A common complaint from SMEs in recent years has been the lack of availability of funding to help them grow (or survive). However, many of these SMEs simply asked only their banks for financial support and this was not always approved. Did you know there are a considerable number of sources of finance available out there with companies keen to lend? Let’s have a look at just some of the options available.
Bank Loans & Overdrafts
These are the most common type of funding for SMEs. Remember you can ask other banks for loans and not just your own bank.
Loans from Commercial Lenders
Outside of the banks are commercial lenders, many of whom are actively seeking businesses to lend money to. They usually look for ability to repay the loan rather than just asset-rich companies that traditionally provide more security for banks.
If you are an asset-rich company, such as those who have plant & machinery, asset-based lenders could be your best bet. They will loan against the value of your assets.
These are available against commercial property and would be a good alternative to your bank.
A factor will normally pay you say 85% of your invoice and then manage your sales ledger for you, collecting the money owed from your customers themselves. If you have large and particularly blue chip clients, this could be a sensible route to investigate.
This type of financing is a loan against an invoice or group of invoices. You still chase payment from your customers yourselves and then use these funds to repay the amount loaned.
Business Angels & Venture Capitalists
Depending on how much funding you are seeking, business angels and venture capitalists could be a great option for you. You would be selling a stake in your business in return for the funds and you often gain valuable business advice and contacts from your investor. Think Dragon’s Den!
Have you checked what grants are available in your local area of for your type of business? Contact your local Chamber of Commerce to see what grants you could be entitled to. There are often plenty of grants available, it’s simply a case of knowing they exist.

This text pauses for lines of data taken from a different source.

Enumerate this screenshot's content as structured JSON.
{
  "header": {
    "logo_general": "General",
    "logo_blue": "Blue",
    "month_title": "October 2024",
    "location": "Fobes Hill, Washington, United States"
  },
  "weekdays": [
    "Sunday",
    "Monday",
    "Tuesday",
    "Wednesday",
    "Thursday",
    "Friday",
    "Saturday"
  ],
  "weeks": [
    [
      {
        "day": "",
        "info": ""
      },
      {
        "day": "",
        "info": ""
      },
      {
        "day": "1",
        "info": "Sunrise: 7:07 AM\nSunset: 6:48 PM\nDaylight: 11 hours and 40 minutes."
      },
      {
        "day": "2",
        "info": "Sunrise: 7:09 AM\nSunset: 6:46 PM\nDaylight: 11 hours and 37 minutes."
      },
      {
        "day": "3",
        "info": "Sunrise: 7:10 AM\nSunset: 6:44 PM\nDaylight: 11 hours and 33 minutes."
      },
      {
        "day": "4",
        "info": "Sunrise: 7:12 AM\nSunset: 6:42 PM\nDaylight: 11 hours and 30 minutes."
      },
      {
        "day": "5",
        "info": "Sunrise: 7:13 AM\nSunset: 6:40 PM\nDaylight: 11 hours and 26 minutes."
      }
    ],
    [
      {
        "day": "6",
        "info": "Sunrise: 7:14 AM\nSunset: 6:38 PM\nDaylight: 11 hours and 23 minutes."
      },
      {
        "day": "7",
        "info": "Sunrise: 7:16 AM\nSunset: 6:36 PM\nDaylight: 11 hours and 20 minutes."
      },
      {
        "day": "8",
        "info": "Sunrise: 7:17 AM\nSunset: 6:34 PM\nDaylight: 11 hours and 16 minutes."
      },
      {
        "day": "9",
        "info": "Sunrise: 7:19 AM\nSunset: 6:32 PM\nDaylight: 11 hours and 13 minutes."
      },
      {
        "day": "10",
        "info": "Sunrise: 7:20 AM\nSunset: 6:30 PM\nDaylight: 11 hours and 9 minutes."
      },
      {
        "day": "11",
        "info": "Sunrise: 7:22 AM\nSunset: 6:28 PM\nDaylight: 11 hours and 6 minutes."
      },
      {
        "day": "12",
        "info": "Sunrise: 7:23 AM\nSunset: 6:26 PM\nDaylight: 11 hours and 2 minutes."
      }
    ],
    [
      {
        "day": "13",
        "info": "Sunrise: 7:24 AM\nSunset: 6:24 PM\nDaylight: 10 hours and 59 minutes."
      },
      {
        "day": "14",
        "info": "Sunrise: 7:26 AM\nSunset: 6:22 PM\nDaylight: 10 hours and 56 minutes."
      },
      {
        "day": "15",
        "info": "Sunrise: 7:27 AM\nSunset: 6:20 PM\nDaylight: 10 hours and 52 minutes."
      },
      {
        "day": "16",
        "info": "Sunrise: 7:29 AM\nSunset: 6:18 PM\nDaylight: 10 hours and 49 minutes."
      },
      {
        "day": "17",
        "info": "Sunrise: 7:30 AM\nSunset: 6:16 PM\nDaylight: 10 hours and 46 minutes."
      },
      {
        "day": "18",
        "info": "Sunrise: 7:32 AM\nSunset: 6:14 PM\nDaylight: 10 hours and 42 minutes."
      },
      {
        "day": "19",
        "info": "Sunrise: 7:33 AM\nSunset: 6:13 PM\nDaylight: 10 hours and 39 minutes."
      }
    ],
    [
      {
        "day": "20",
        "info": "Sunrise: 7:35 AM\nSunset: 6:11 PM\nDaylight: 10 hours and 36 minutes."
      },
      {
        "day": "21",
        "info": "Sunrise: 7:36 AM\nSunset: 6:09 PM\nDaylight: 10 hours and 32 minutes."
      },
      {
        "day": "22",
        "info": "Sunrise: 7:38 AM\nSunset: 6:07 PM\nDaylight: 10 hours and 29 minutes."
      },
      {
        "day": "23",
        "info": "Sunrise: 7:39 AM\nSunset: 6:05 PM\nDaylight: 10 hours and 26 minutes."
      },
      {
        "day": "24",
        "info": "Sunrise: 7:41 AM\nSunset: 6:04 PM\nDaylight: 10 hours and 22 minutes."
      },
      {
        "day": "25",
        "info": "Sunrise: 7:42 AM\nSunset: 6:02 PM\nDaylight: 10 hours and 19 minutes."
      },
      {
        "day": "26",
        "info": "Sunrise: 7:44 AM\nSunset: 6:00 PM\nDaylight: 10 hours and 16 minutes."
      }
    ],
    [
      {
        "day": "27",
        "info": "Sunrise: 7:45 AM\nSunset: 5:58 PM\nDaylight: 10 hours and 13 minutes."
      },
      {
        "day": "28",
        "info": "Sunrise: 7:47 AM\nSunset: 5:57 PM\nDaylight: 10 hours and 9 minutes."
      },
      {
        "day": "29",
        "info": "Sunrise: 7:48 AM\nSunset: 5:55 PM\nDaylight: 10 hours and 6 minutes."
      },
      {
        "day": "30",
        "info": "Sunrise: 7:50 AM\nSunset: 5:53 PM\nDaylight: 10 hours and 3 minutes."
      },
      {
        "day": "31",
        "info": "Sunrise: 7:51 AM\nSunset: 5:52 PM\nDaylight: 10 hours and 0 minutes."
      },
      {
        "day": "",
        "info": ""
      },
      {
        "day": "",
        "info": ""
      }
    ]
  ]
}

Your suppliers are actually a source of finance. If they have offered you 30 day terms, ensure you take 30 days (and not a day longer!) to pay your suppliers.

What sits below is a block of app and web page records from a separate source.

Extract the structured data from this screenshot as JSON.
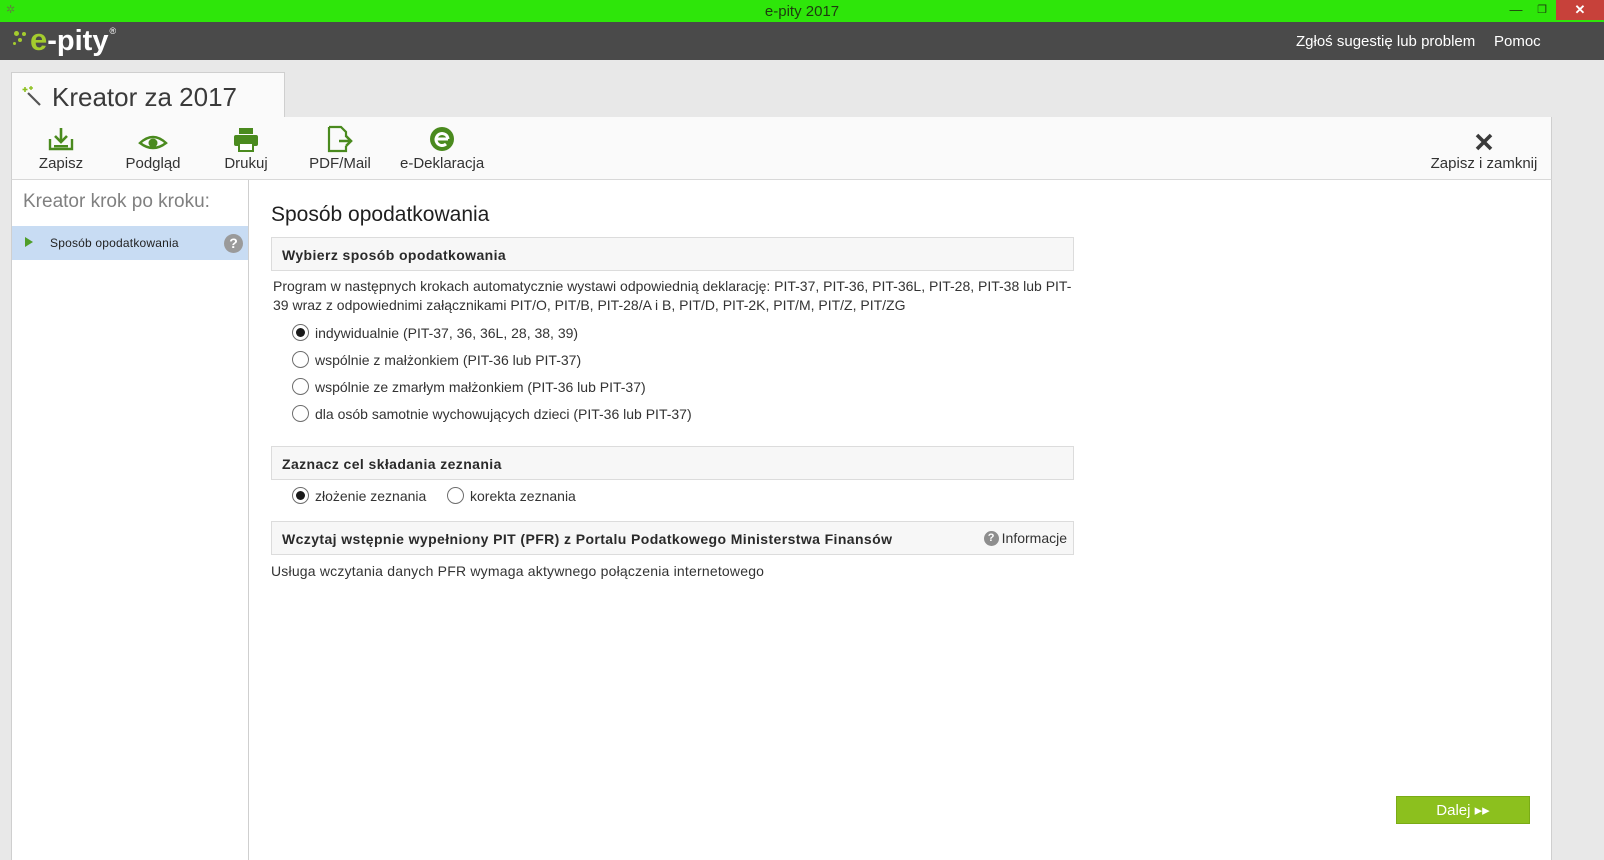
{
  "window": {
    "title": "e-pity 2017",
    "minimize_glyph": "—",
    "maximize_glyph": "❐",
    "close_glyph": "✕"
  },
  "header": {
    "logo": {
      "e": "e",
      "rest": "-pity",
      "reg": "®"
    },
    "links": [
      "Zgłoś sugestię lub problem",
      "Pomoc"
    ]
  },
  "tab": {
    "title": "Kreator za 2017",
    "icon": "wand-icon"
  },
  "toolbar": {
    "buttons": [
      {
        "label": "Zapisz",
        "icon": "save-icon"
      },
      {
        "label": "Podgląd",
        "icon": "eye-icon"
      },
      {
        "label": "Drukuj",
        "icon": "printer-icon"
      },
      {
        "label": "PDF/Mail",
        "icon": "pdf-export-icon"
      },
      {
        "label": "e-Deklaracja",
        "icon": "e-declaration-icon"
      }
    ],
    "save_close_label": "Zapisz i zamknij",
    "save_close_icon": "close-x-icon"
  },
  "sidebar": {
    "title": "Kreator krok po kroku:",
    "steps": [
      {
        "label": "Sposób opodatkowania",
        "help": "?"
      }
    ]
  },
  "main": {
    "title": "Sposób opodatkowania",
    "section1": {
      "title": "Wybierz sposób opodatkowania",
      "description": "Program w następnych krokach automatycznie wystawi odpowiednią deklarację: PIT-37, PIT-36, PIT-36L, PIT-28, PIT-38 lub PIT-39 wraz z odpowiednimi załącznikami PIT/O, PIT/B, PIT-28/A i B, PIT/D, PIT-2K, PIT/M, PIT/Z, PIT/ZG",
      "options": [
        {
          "label": "indywidualnie (PIT-37, 36, 36L, 28, 38, 39)",
          "checked": true
        },
        {
          "label": "wspólnie z małżonkiem (PIT-36 lub PIT-37)",
          "checked": false
        },
        {
          "label": "wspólnie ze zmarłym małżonkiem (PIT-36 lub PIT-37)",
          "checked": false
        },
        {
          "label": "dla osób samotnie wychowujących dzieci (PIT-36 lub PIT-37)",
          "checked": false
        }
      ]
    },
    "section2": {
      "title": "Zaznacz cel składania zeznania",
      "options": [
        {
          "label": "złożenie zeznania",
          "checked": true
        },
        {
          "label": "korekta zeznania",
          "checked": false
        }
      ]
    },
    "section3": {
      "title": "Wczytaj wstępnie wypełniony PIT (PFR) z Portalu Podatkowego Ministerstwa Finansów",
      "info_label": "Informacje",
      "info_icon_glyph": "?",
      "note": "Usługa wczytania danych PFR wymaga aktywnego połączenia internetowego"
    },
    "next_button": "Dalej ▸▸"
  },
  "colors": {
    "titlebar": "#2ee60a",
    "header": "#4a4a4a",
    "accent_green": "#8cc01e",
    "selected_step": "#c8dcf3"
  }
}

If you are confident in your business plan and looking for strong growth, obtaining money from the ‘crowd’ could be a very viable option for you. Crowd-funding is a relatively new and as yet largely unregulated area, however it is gaining much traction and providing considerable support to new and growing businesses. Once your business plan is approved and accepted, your pitch and request for funds are placed on the crowd-funders website and a number of people can invest or lend money to your business.
Schemes to help support you
Schemes such as Growth Accelerator and Start-Up Loans are worth investigating as they offer more than just funding or the greater opportunity to achieve funding; they also come with valuable mentoring support and advice from the private sector – those who are already experienced in such matters.
This is just a taster of what is out there. It is clear to see that funding is available from more than just your own bank!
Do get in touch if you’d like to discuss any of these funding options for your own growth plans. I am a registered and approved Growth Coach for the Growth Accelerator scheme and would be delighted to help you achieve your growth ambitions for your business.
To learn more, please click here.